MATERIAL PROVIDED:
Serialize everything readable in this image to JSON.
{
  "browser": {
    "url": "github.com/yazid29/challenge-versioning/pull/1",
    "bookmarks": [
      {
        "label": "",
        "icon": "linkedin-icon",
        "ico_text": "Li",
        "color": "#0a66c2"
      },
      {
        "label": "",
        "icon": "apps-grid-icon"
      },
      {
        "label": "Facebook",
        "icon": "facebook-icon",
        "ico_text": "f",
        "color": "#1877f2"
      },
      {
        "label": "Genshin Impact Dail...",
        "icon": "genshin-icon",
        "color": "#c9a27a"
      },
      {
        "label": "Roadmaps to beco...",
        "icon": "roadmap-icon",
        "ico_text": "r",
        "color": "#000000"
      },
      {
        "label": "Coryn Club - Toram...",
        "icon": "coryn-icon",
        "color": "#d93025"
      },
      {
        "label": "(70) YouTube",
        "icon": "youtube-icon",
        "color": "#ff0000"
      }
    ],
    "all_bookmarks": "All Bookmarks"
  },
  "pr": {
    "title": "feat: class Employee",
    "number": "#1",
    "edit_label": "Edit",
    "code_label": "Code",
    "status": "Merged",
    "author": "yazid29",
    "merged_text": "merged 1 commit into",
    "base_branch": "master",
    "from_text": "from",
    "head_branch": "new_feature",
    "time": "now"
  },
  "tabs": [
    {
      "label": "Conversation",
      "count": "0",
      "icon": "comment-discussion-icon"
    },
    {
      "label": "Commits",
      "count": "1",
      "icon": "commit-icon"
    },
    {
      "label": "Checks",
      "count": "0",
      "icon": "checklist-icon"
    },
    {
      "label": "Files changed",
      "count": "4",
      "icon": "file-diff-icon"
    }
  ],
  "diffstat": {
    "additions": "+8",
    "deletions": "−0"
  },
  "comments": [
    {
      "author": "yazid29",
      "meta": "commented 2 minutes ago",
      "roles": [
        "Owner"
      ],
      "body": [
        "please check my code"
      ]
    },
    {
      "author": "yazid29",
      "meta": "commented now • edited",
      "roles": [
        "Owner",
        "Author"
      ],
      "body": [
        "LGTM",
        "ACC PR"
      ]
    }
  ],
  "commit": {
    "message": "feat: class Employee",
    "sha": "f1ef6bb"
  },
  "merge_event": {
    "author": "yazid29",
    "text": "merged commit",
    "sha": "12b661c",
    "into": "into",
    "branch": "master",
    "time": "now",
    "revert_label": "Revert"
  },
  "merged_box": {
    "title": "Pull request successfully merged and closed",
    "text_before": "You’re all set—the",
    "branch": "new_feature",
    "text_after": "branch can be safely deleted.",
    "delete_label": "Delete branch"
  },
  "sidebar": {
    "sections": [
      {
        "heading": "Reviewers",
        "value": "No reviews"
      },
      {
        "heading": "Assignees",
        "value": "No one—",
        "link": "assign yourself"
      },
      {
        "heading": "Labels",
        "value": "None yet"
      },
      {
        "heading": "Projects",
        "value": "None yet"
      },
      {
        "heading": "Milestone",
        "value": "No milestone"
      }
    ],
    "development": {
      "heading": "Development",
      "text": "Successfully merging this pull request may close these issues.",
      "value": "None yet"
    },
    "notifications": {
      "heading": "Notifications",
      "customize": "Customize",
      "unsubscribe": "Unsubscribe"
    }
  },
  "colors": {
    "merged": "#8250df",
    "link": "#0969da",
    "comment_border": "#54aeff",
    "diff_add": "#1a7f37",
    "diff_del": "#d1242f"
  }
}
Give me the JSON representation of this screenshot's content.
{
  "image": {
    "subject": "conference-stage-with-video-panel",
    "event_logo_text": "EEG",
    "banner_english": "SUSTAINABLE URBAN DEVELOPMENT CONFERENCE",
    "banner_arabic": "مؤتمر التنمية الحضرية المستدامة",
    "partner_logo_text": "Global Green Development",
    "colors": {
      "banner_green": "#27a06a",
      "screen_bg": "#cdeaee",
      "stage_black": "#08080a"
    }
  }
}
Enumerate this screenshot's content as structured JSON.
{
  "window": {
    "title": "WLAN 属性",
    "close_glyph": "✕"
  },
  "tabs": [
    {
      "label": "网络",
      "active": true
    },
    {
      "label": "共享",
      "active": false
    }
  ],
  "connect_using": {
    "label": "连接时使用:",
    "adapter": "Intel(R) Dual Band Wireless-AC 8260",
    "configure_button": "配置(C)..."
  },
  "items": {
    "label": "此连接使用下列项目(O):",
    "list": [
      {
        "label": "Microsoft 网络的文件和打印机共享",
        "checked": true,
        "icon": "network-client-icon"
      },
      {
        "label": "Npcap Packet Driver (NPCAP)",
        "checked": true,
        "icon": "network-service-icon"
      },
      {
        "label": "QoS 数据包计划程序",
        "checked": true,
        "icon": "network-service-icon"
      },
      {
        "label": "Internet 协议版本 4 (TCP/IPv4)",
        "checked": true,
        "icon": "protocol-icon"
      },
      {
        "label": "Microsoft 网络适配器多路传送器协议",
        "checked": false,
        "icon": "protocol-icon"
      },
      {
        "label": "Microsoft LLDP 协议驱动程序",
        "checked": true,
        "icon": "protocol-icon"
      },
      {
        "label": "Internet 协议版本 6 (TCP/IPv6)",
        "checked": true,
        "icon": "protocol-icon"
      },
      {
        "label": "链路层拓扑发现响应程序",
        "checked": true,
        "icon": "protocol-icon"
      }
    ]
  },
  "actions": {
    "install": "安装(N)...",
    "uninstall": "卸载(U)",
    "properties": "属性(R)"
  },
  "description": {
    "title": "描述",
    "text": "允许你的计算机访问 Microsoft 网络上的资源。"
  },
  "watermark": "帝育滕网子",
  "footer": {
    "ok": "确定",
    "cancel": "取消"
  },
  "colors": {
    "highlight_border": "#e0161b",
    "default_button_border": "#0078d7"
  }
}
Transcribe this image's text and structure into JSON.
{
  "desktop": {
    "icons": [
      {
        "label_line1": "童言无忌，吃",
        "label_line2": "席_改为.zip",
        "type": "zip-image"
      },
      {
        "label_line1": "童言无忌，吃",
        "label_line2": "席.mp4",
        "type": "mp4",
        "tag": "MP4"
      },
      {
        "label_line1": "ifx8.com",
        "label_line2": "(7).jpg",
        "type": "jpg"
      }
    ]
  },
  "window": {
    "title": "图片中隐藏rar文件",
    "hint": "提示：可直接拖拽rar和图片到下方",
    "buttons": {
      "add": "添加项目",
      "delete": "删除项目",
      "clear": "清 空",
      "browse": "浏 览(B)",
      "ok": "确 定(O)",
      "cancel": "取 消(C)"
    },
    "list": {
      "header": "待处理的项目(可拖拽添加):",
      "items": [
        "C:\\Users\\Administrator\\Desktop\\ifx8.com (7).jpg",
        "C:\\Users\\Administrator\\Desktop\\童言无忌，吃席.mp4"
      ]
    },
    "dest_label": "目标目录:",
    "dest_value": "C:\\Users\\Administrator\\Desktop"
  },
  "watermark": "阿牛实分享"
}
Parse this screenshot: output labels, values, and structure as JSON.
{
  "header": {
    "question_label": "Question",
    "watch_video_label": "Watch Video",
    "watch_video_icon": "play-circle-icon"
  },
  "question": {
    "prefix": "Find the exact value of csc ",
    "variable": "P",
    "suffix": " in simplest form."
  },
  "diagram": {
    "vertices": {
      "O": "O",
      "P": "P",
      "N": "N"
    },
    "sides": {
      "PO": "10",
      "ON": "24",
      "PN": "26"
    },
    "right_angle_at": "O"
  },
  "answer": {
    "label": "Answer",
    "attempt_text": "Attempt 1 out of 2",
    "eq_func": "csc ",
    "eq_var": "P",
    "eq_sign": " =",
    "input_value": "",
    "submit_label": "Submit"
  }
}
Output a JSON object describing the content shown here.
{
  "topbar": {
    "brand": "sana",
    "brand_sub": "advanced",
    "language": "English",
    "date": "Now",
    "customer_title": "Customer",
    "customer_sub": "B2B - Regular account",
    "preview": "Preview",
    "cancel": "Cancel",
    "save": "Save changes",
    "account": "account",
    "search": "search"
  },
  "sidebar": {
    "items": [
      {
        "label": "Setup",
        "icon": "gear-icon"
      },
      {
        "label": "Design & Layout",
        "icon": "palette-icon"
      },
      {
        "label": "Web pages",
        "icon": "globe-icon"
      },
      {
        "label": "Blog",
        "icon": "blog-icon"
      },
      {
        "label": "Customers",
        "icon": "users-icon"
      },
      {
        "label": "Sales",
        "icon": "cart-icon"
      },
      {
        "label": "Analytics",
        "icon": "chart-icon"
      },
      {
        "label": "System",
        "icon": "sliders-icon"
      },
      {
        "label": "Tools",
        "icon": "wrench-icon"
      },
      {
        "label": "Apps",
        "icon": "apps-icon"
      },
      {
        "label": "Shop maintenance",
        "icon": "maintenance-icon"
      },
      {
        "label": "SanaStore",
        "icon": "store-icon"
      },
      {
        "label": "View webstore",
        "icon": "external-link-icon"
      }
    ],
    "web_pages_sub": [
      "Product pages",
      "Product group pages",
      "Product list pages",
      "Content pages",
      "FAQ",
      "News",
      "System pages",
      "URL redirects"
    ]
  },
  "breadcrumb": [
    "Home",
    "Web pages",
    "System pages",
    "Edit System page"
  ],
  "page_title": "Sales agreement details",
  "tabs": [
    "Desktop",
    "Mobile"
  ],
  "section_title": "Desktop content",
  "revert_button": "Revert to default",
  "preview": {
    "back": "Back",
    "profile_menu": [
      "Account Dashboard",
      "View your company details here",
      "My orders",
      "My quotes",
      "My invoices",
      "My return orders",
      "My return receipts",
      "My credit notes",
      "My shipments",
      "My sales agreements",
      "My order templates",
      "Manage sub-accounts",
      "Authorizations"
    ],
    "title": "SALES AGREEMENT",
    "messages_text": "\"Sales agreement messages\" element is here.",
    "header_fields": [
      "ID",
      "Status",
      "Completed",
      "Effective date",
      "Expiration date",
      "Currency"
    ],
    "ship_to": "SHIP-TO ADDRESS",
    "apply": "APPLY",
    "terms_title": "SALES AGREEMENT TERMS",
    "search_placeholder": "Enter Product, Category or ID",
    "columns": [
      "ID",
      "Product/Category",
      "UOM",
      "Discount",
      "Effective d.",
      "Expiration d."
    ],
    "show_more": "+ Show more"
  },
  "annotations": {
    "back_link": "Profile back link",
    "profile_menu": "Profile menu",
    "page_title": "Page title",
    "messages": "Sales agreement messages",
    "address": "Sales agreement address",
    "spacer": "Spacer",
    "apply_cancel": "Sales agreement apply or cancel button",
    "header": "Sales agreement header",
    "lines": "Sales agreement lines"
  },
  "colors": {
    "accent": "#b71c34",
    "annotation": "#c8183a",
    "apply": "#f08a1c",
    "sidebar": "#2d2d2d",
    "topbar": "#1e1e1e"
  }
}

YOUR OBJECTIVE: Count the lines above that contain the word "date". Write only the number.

RESPONSE AREA: 3